◆ Task brief:
Start to finish, print the entries exactly, and carry none of the pictures over.

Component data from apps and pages

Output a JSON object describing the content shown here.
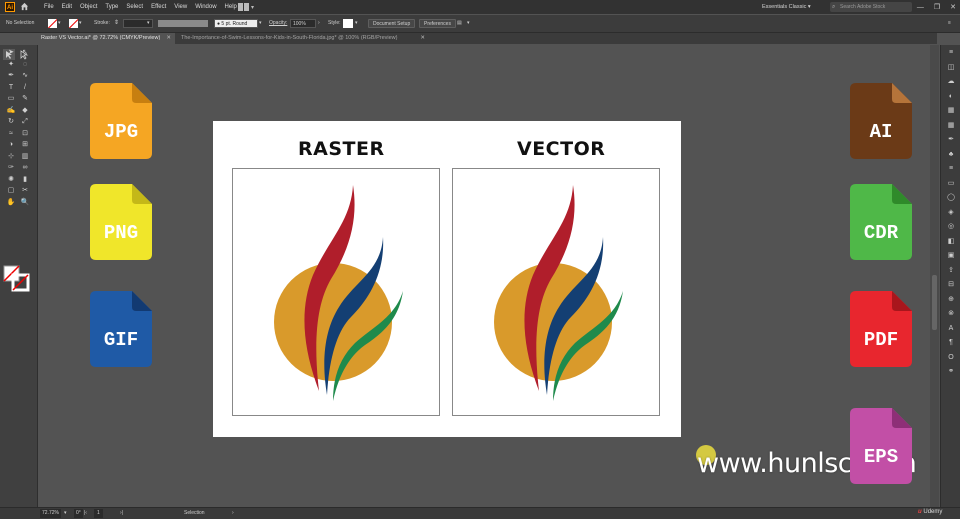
{
  "app": {
    "logo_text": "Ai",
    "menu": [
      "File",
      "Edit",
      "Object",
      "Type",
      "Select",
      "Effect",
      "View",
      "Window",
      "Help"
    ],
    "workspace": "Essentials Classic",
    "search_placeholder": "Search Adobe Stock",
    "window_controls": [
      "—",
      "❐",
      "✕"
    ]
  },
  "control_bar": {
    "selection_label": "No Selection",
    "stroke_label": "Stroke:",
    "brush_label": "5 pt. Round",
    "opacity_label": "Opacity:",
    "opacity_value": "100%",
    "style_label": "Style:",
    "document_setup": "Document Setup",
    "preferences": "Preferences"
  },
  "tabs": [
    {
      "label": "Raster VS Vector.ai* @ 72.72% (CMYK/Preview)",
      "close": "✕",
      "active": true
    },
    {
      "label": "The-Importance-of-Swim-Lessons-for-Kids-in-South-Florida.jpg* @ 100% (RGB/Preview)",
      "close": "✕",
      "active": false
    }
  ],
  "status_bar": {
    "zoom": "72.72%",
    "rotation": "0°",
    "artboard": "1",
    "tool": "Selection"
  },
  "canvas": {
    "left_icons": [
      {
        "ext": "JPG",
        "color": "#f5a623",
        "fold": "#c77f10"
      },
      {
        "ext": "PNG",
        "color": "#f0e62a",
        "fold": "#c4b818"
      },
      {
        "ext": "GIF",
        "color": "#1f5aa6",
        "fold": "#123a72"
      }
    ],
    "right_icons": [
      {
        "ext": "AI",
        "color": "#6b3a17",
        "fold": "#b5743a"
      },
      {
        "ext": "CDR",
        "color": "#4fb848",
        "fold": "#2f8a2a"
      },
      {
        "ext": "PDF",
        "color": "#e8262e",
        "fold": "#a8161c"
      },
      {
        "ext": "EPS",
        "color": "#c24fa6",
        "fold": "#8e2f77"
      }
    ],
    "raster_title": "RASTER",
    "vector_title": "VECTOR",
    "logo_colors": {
      "sun": "#d99a2b",
      "red": "#b01e2b",
      "blue": "#143f73",
      "green": "#1f8a4c"
    }
  },
  "overlay": {
    "watermark": "www.hunlsc.com",
    "brand": "Udemy"
  }
}
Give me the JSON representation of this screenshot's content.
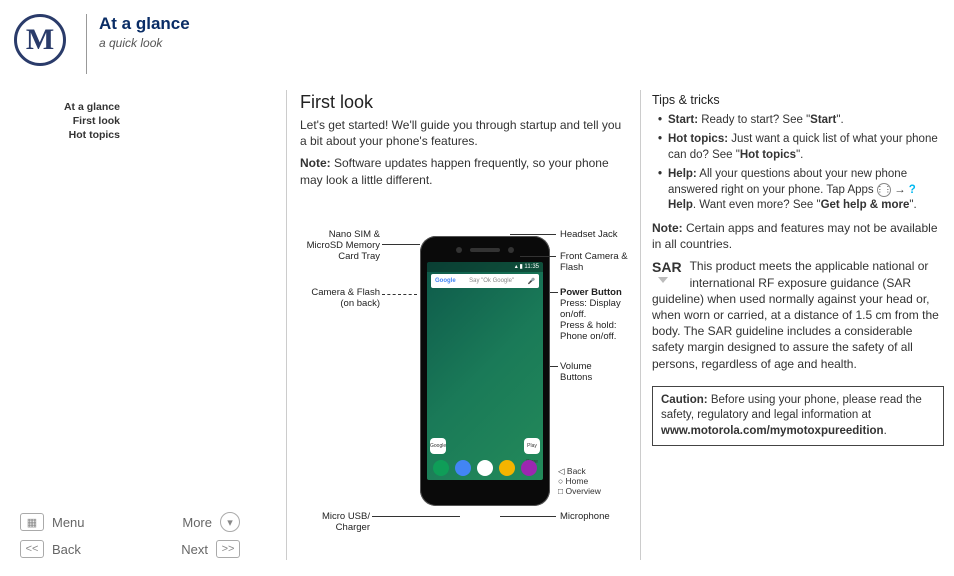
{
  "header": {
    "title": "At a glance",
    "subtitle": "a quick look"
  },
  "nav": {
    "items": [
      "At a glance",
      "First look",
      "Hot topics"
    ]
  },
  "footer": {
    "menu": "Menu",
    "more": "More",
    "back": "Back",
    "next": "Next"
  },
  "first_look": {
    "heading": "First look",
    "intro": "Let's get started! We'll guide you through startup and tell you a bit about your phone's features.",
    "note_label": "Note:",
    "note_text": " Software updates happen frequently, so your phone may look a little different."
  },
  "phone": {
    "status_time": "11:35",
    "search_left": "Google",
    "search_placeholder": "Say \"Ok Google\"",
    "labels": {
      "sim": "Nano SIM & MicroSD Memory Card Tray",
      "camera_flash": "Camera & Flash",
      "on_back": "(on back)",
      "headset": "Headset Jack",
      "front_cam": "Front Camera & Flash",
      "power": "Power Button",
      "power_press": "Press: Display on/off.",
      "power_hold": "Press & hold: Phone on/off.",
      "volume": "Volume Buttons",
      "usb": "Micro USB/ Charger",
      "mic": "Microphone",
      "nav_back": "◁ Back",
      "nav_home": "○ Home",
      "nav_overview": "□ Overview"
    },
    "dock_apps": {
      "google": "Google",
      "playstore": "Play Store"
    }
  },
  "tips": {
    "heading": "Tips & tricks",
    "start_label": "Start:",
    "start_text": " Ready to start? See \"",
    "start_link": "Start",
    "hot_label": "Hot topics:",
    "hot_text": " Just want a quick list of what your phone can do? See \"",
    "hot_link": "Hot topics",
    "help_label": "Help:",
    "help_text_a": " All your questions about your new phone answered right on your phone. Tap Apps ",
    "help_text_b": " → ",
    "help_word": " Help",
    "help_text_c": ". Want even more? See \"",
    "help_link": "Get help & more",
    "note_label": "Note:",
    "note_text": " Certain apps and features may not be available in all countries.",
    "sar_label": "SAR",
    "sar_text": "This product meets the applicable national or international RF exposure guidance (SAR guideline) when used normally against your head or, when worn or carried, at a distance of 1.5 cm from the body. The SAR guideline includes a considerable safety margin designed to assure the safety of all persons, regardless of age and health.",
    "caution_label": "Caution:",
    "caution_text": " Before using your phone, please read the safety, regulatory and legal information at ",
    "caution_url": "www.motorola.com/mymotoxpureedition",
    "period": "."
  },
  "close_quote": "\"."
}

◆ Completed task:
Output a JSON object describing the content shown here.
{
  "app": {
    "logo_text": "Ai",
    "menu": [
      "File",
      "Edit",
      "Object",
      "Type",
      "Select",
      "Effect",
      "View",
      "Window",
      "Help"
    ],
    "workspace": "Essentials Classic",
    "search_placeholder": "Search Adobe Stock",
    "window_controls": [
      "—",
      "❐",
      "✕"
    ]
  },
  "control_bar": {
    "selection_label": "No Selection",
    "stroke_label": "Stroke:",
    "brush_label": "5 pt. Round",
    "opacity_label": "Opacity:",
    "opacity_value": "100%",
    "style_label": "Style:",
    "document_setup": "Document Setup",
    "preferences": "Preferences"
  },
  "tabs": [
    {
      "label": "Raster VS Vector.ai* @ 72.72% (CMYK/Preview)",
      "close": "✕",
      "active": true
    },
    {
      "label": "The-Importance-of-Swim-Lessons-for-Kids-in-South-Florida.jpg* @ 100% (RGB/Preview)",
      "close": "✕",
      "active": false
    }
  ],
  "status_bar": {
    "zoom": "72.72%",
    "rotation": "0°",
    "artboard": "1",
    "tool": "Selection"
  },
  "canvas": {
    "left_icons": [
      {
        "ext": "JPG",
        "color": "#f5a623",
        "fold": "#c77f10"
      },
      {
        "ext": "PNG",
        "color": "#f0e62a",
        "fold": "#c4b818"
      },
      {
        "ext": "GIF",
        "color": "#1f5aa6",
        "fold": "#123a72"
      }
    ],
    "right_icons": [
      {
        "ext": "AI",
        "color": "#6b3a17",
        "fold": "#b5743a"
      },
      {
        "ext": "CDR",
        "color": "#4fb848",
        "fold": "#2f8a2a"
      },
      {
        "ext": "PDF",
        "color": "#e8262e",
        "fold": "#a8161c"
      },
      {
        "ext": "EPS",
        "color": "#c24fa6",
        "fold": "#8e2f77"
      }
    ],
    "raster_title": "RASTER",
    "vector_title": "VECTOR",
    "logo_colors": {
      "sun": "#d99a2b",
      "red": "#b01e2b",
      "blue": "#143f73",
      "green": "#1f8a4c"
    }
  },
  "overlay": {
    "watermark": "www.hunlsc.com",
    "brand": "Udemy"
  }
}
Give me the JSON representation of this screenshot's content.
{
  "header": {
    "title": "At a glance",
    "subtitle": "a quick look"
  },
  "nav": {
    "items": [
      "At a glance",
      "First look",
      "Hot topics"
    ]
  },
  "footer": {
    "menu": "Menu",
    "more": "More",
    "back": "Back",
    "next": "Next"
  },
  "first_look": {
    "heading": "First look",
    "intro": "Let's get started! We'll guide you through startup and tell you a bit about your phone's features.",
    "note_label": "Note:",
    "note_text": " Software updates happen frequently, so your phone may look a little different."
  },
  "phone": {
    "status_time": "11:35",
    "search_left": "Google",
    "search_placeholder": "Say \"Ok Google\"",
    "labels": {
      "sim": "Nano SIM & MicroSD Memory Card Tray",
      "camera_flash": "Camera & Flash",
      "on_back": "(on back)",
      "headset": "Headset Jack",
      "front_cam": "Front Camera & Flash",
      "power": "Power Button",
      "power_press": "Press: Display on/off.",
      "power_hold": "Press & hold: Phone on/off.",
      "volume": "Volume Buttons",
      "usb": "Micro USB/ Charger",
      "mic": "Microphone",
      "nav_back": "◁ Back",
      "nav_home": "○ Home",
      "nav_overview": "□ Overview"
    },
    "dock_apps": {
      "google": "Google",
      "playstore": "Play Store"
    }
  },
  "tips": {
    "heading": "Tips & tricks",
    "start_label": "Start:",
    "start_text": " Ready to start? See \"",
    "start_link": "Start",
    "hot_label": "Hot topics:",
    "hot_text": " Just want a quick list of what your phone can do? See \"",
    "hot_link": "Hot topics",
    "help_label": "Help:",
    "help_text_a": " All your questions about your new phone answered right on your phone. Tap Apps ",
    "help_text_b": " → ",
    "help_word": " Help",
    "help_text_c": ". Want even more? See \"",
    "help_link": "Get help & more",
    "note_label": "Note:",
    "note_text": " Certain apps and features may not be available in all countries.",
    "sar_label": "SAR",
    "sar_text": "This product meets the applicable national or international RF exposure guidance (SAR guideline) when used normally against your head or, when worn or carried, at a distance of 1.5 cm from the body. The SAR guideline includes a considerable safety margin designed to assure the safety of all persons, regardless of age and health.",
    "caution_label": "Caution:",
    "caution_text": " Before using your phone, please read the safety, regulatory and legal information at ",
    "caution_url": "www.motorola.com/mymotoxpureedition",
    "period": "."
  },
  "close_quote": "\"."
}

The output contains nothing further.